(Items from an interface collection)
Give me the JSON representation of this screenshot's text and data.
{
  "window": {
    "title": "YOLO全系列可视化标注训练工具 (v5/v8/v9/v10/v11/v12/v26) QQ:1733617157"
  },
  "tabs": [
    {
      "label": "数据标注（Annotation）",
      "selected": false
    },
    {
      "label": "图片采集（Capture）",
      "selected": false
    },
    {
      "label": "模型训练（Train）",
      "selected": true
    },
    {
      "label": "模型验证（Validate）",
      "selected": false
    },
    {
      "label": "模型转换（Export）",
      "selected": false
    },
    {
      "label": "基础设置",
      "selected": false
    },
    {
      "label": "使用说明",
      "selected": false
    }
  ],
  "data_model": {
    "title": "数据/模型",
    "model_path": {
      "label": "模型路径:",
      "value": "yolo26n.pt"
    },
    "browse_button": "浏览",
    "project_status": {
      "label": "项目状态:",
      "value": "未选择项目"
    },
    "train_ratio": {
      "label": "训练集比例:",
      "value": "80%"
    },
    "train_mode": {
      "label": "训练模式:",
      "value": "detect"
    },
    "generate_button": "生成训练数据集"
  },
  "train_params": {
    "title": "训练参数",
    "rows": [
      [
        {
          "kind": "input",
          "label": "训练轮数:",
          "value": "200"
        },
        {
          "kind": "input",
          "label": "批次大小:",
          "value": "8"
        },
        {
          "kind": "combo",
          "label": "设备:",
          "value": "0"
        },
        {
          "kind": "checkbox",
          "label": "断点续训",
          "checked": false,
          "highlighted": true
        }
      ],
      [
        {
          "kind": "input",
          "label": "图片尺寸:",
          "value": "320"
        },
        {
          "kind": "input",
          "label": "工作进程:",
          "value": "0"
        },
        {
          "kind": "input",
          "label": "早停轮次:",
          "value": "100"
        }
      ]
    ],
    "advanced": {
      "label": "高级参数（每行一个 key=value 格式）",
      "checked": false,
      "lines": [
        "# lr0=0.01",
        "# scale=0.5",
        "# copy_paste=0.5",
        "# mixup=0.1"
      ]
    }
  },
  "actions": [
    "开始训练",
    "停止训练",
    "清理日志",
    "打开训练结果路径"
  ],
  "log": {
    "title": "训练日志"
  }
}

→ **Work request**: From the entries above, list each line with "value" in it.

→ **Answer to this exercise**:
      "value": "yolo26n.pt"
      "value": "未选择项目"
      "value": "80%"
      "value": "detect"
          "value": "200"
          "value": "8"
          "value": "0"
          "value": "320"
          "value": "0"
          "value": "100"
      "label": "高级参数（每行一个 key=value 格式）",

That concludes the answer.